Work instruction - Pull every line holding the word "updated" from the data below and copy it.

Stored data -
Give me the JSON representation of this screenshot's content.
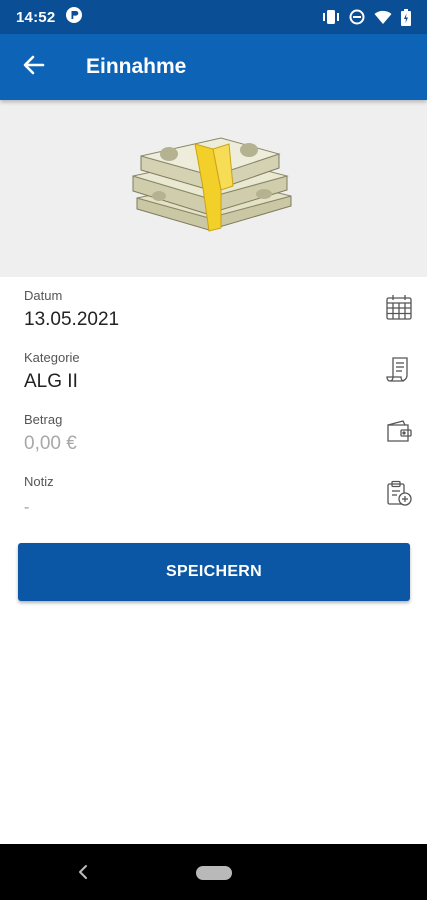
{
  "status_bar": {
    "time": "14:52",
    "icons": [
      "app-notification-icon",
      "vibrate-icon",
      "do-not-disturb-icon",
      "wifi-icon",
      "battery-icon"
    ]
  },
  "app_bar": {
    "title": "Einnahme",
    "back_icon": "arrow-left-icon",
    "color": "#0d64b7"
  },
  "hero": {
    "image": "money-stack-icon"
  },
  "form": {
    "date": {
      "label": "Datum",
      "value": "13.05.2021",
      "icon": "calendar-icon"
    },
    "category": {
      "label": "Kategorie",
      "value": "ALG II",
      "icon": "receipt-icon"
    },
    "amount": {
      "label": "Betrag",
      "placeholder": "0,00 €",
      "icon": "wallet-icon"
    },
    "note": {
      "label": "Notiz",
      "value": "-",
      "icon": "clipboard-add-icon"
    }
  },
  "actions": {
    "save_label": "SPEICHERN",
    "save_color": "#0b57a6"
  },
  "nav_bar": {
    "icons": [
      "nav-back-icon",
      "home-pill-icon"
    ]
  }
}
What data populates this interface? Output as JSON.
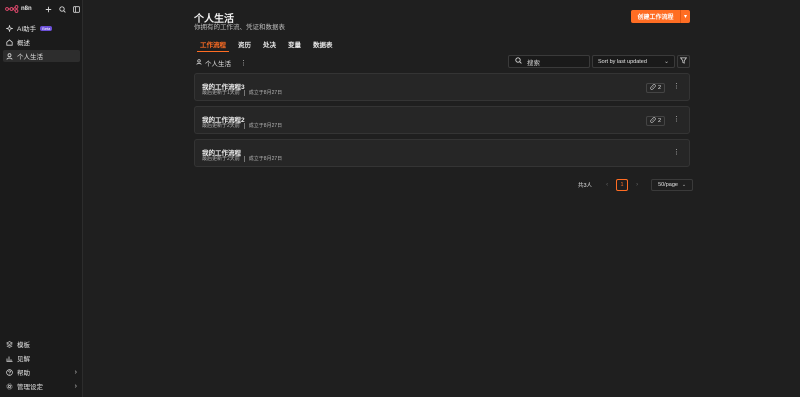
{
  "app": {
    "logo_text": "n8n"
  },
  "sidebar": {
    "items": [
      {
        "label": "AI助手",
        "badge": "Beta"
      },
      {
        "label": "概述"
      },
      {
        "label": "个人生活"
      }
    ],
    "bottom_items": [
      {
        "label": "模板"
      },
      {
        "label": "见解"
      },
      {
        "label": "帮助"
      },
      {
        "label": "管理设定"
      }
    ]
  },
  "header": {
    "title": "个人生活",
    "subtitle": "你拥有的工作流、凭证和数据表",
    "create_button": "创建工作流程"
  },
  "tabs": [
    {
      "label": "工作流程",
      "active": true
    },
    {
      "label": "资历"
    },
    {
      "label": "处决"
    },
    {
      "label": "变量"
    },
    {
      "label": "数据表"
    }
  ],
  "toolbar": {
    "project_label": "个人生活",
    "search_placeholder": "搜索",
    "sort_value": "Sort by last updated"
  },
  "workflows": [
    {
      "name": "我的工作流程3",
      "updated": "最后更新于1天前",
      "created": "成立于8月27日",
      "shares": "2"
    },
    {
      "name": "我的工作流程2",
      "updated": "最后更新于2天前",
      "created": "成立于8月27日",
      "shares": "2"
    },
    {
      "name": "我的工作流程",
      "updated": "最后更新于2天前",
      "created": "成立于8月27日",
      "shares": ""
    }
  ],
  "pagination": {
    "total": "共3人",
    "current_page": "1",
    "page_size": "50/page"
  },
  "colors": {
    "accent": "#ff6d23",
    "background": "#1f1f1f",
    "sidebar": "#1b1b1b"
  }
}
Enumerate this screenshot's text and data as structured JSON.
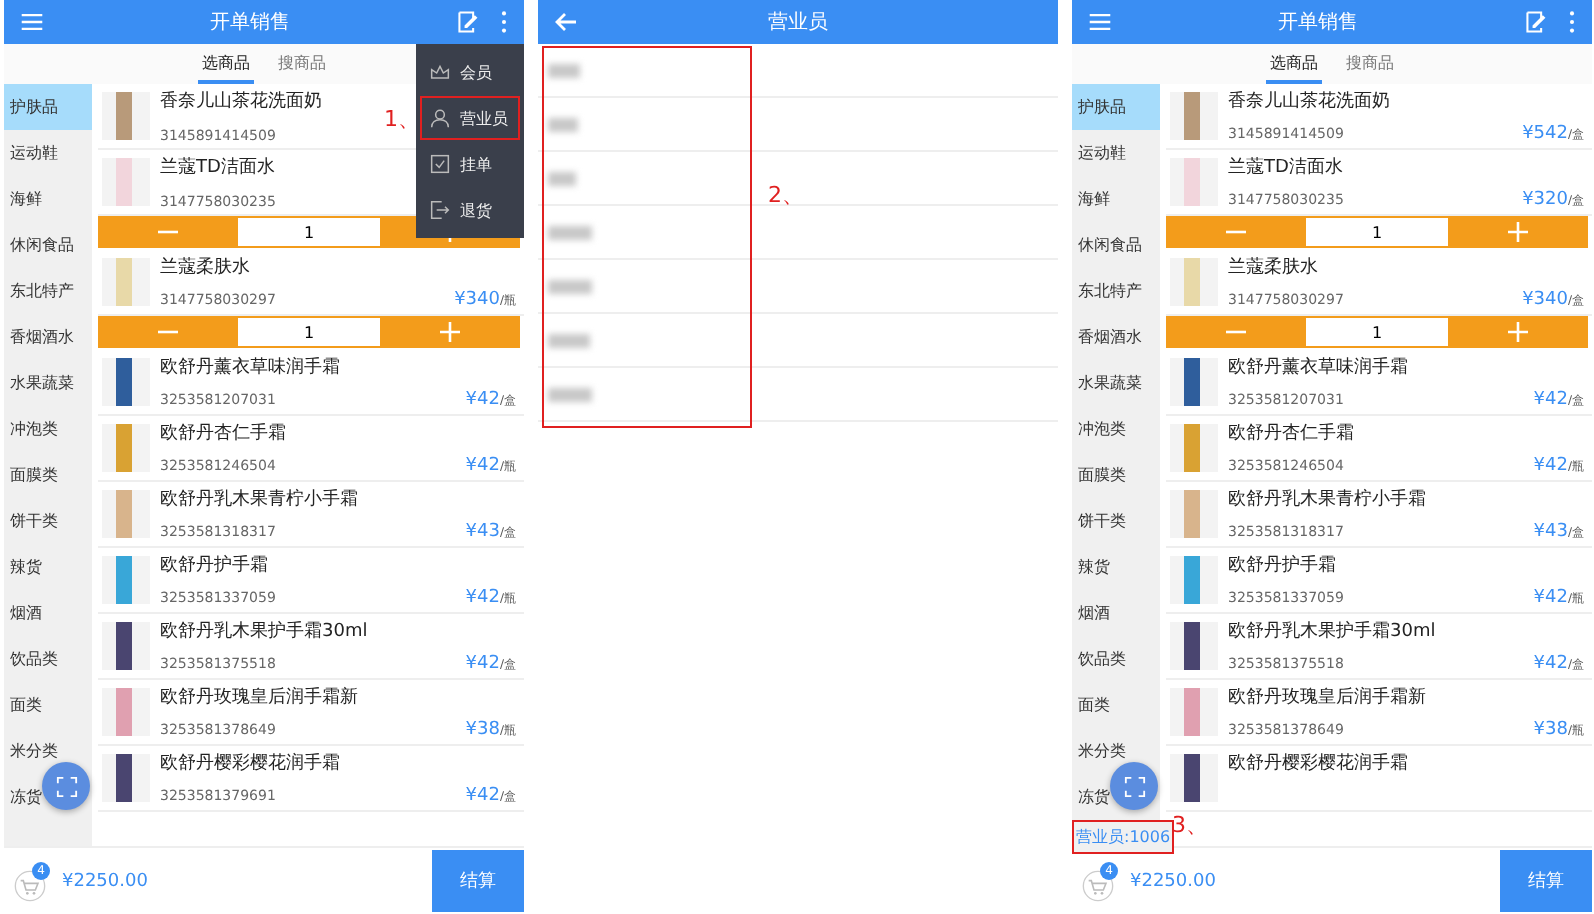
{
  "screens": [
    {
      "kind": "sales",
      "title": "开单销售",
      "callout": "1、",
      "tabs": [
        {
          "label": "选商品",
          "selected": true
        },
        {
          "label": "搜商品",
          "selected": false
        }
      ],
      "categories": [
        {
          "label": "护肤品",
          "selected": true
        },
        {
          "label": "运动鞋",
          "selected": false
        },
        {
          "label": "海鲜",
          "selected": false
        },
        {
          "label": "休闲食品",
          "selected": false
        },
        {
          "label": "东北特产",
          "selected": false
        },
        {
          "label": "香烟酒水",
          "selected": false
        },
        {
          "label": "水果蔬菜",
          "selected": false
        },
        {
          "label": "冲泡类",
          "selected": false
        },
        {
          "label": "面膜类",
          "selected": false
        },
        {
          "label": "饼干类",
          "selected": false
        },
        {
          "label": "辣货",
          "selected": false
        },
        {
          "label": "烟酒",
          "selected": false
        },
        {
          "label": "饮品类",
          "selected": false
        },
        {
          "label": "面类",
          "selected": false
        },
        {
          "label": "米分类",
          "selected": false
        },
        {
          "label": "冻货",
          "selected": false
        }
      ],
      "products": [
        {
          "name": "香奈儿山茶花洗面奶",
          "code": "3145891414509"
        },
        {
          "name": "兰蔻TD洁面水",
          "code": "3147758030235",
          "quantity": "1"
        },
        {
          "name": "兰蔻柔肤水",
          "code": "3147758030297",
          "price": "¥340",
          "unit": "/瓶",
          "quantity": "1"
        },
        {
          "name": "欧舒丹薰衣草味润手霜",
          "code": "3253581207031",
          "price": "¥42",
          "unit": "/盒"
        },
        {
          "name": "欧舒丹杏仁手霜",
          "code": "3253581246504",
          "price": "¥42",
          "unit": "/瓶"
        },
        {
          "name": "欧舒丹乳木果青柠小手霜",
          "code": "3253581318317",
          "price": "¥43",
          "unit": "/盒"
        },
        {
          "name": "欧舒丹护手霜",
          "code": "3253581337059",
          "price": "¥42",
          "unit": "/瓶"
        },
        {
          "name": "欧舒丹乳木果护手霜30ml",
          "code": "3253581375518",
          "price": "¥42",
          "unit": "/盒"
        },
        {
          "name": "欧舒丹玫瑰皇后润手霜新",
          "code": "3253581378649",
          "price": "¥38",
          "unit": "/瓶"
        },
        {
          "name": "欧舒丹樱彩樱花润手霜",
          "code": "3253581379691",
          "price": "¥42",
          "unit": "/盒"
        }
      ],
      "menu": [
        {
          "label": "会员",
          "highlighted": false
        },
        {
          "label": "营业员",
          "highlighted": true
        },
        {
          "label": "挂单",
          "highlighted": false
        },
        {
          "label": "退货",
          "highlighted": false
        }
      ],
      "cart": {
        "count": "4",
        "total": "¥2250.00"
      },
      "checkout": "结算"
    },
    {
      "kind": "staff_list",
      "title": "营业员",
      "callout": "2、",
      "highlighted": true,
      "staff": [
        {
          "redacted": true
        },
        {
          "redacted": true
        },
        {
          "redacted": true
        },
        {
          "redacted": true
        },
        {
          "redacted": true
        },
        {
          "redacted": true
        },
        {
          "redacted": true
        }
      ]
    },
    {
      "kind": "sales",
      "title": "开单销售",
      "callout": "3、",
      "tabs": [
        {
          "label": "选商品",
          "selected": true
        },
        {
          "label": "搜商品",
          "selected": false
        }
      ],
      "categories": [
        {
          "label": "护肤品",
          "selected": true
        },
        {
          "label": "运动鞋",
          "selected": false
        },
        {
          "label": "海鲜",
          "selected": false
        },
        {
          "label": "休闲食品",
          "selected": false
        },
        {
          "label": "东北特产",
          "selected": false
        },
        {
          "label": "香烟酒水",
          "selected": false
        },
        {
          "label": "水果蔬菜",
          "selected": false
        },
        {
          "label": "冲泡类",
          "selected": false
        },
        {
          "label": "面膜类",
          "selected": false
        },
        {
          "label": "饼干类",
          "selected": false
        },
        {
          "label": "辣货",
          "selected": false
        },
        {
          "label": "烟酒",
          "selected": false
        },
        {
          "label": "饮品类",
          "selected": false
        },
        {
          "label": "面类",
          "selected": false
        },
        {
          "label": "米分类",
          "selected": false
        },
        {
          "label": "冻货",
          "selected": false
        }
      ],
      "products": [
        {
          "name": "香奈儿山茶花洗面奶",
          "code": "3145891414509",
          "price": "¥542",
          "unit": "/盒"
        },
        {
          "name": "兰蔻TD洁面水",
          "code": "3147758030235",
          "price": "¥320",
          "unit": "/盒",
          "quantity": "1"
        },
        {
          "name": "兰蔻柔肤水",
          "code": "3147758030297",
          "price": "¥340",
          "unit": "/盒",
          "quantity": "1"
        },
        {
          "name": "欧舒丹薰衣草味润手霜",
          "code": "3253581207031",
          "price": "¥42",
          "unit": "/盒"
        },
        {
          "name": "欧舒丹杏仁手霜",
          "code": "3253581246504",
          "price": "¥42",
          "unit": "/瓶"
        },
        {
          "name": "欧舒丹乳木果青柠小手霜",
          "code": "3253581318317",
          "price": "¥43",
          "unit": "/盒"
        },
        {
          "name": "欧舒丹护手霜",
          "code": "3253581337059",
          "price": "¥42",
          "unit": "/瓶"
        },
        {
          "name": "欧舒丹乳木果护手霜30ml",
          "code": "3253581375518",
          "price": "¥42",
          "unit": "/盒"
        },
        {
          "name": "欧舒丹玫瑰皇后润手霜新",
          "code": "3253581378649",
          "price": "¥38",
          "unit": "/瓶"
        },
        {
          "name": "欧舒丹樱彩樱花润手霜"
        }
      ],
      "staff_label": {
        "text": "营业员:1006",
        "highlighted": true
      },
      "cart": {
        "count": "4",
        "total": "¥2250.00"
      },
      "checkout": "结算"
    }
  ]
}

Response -
    "sort_value": "Sort by last updated"
      "updated": "最后更新于1天前",
      "updated": "最后更新于2天前",
      "updated": "最后更新于2天前",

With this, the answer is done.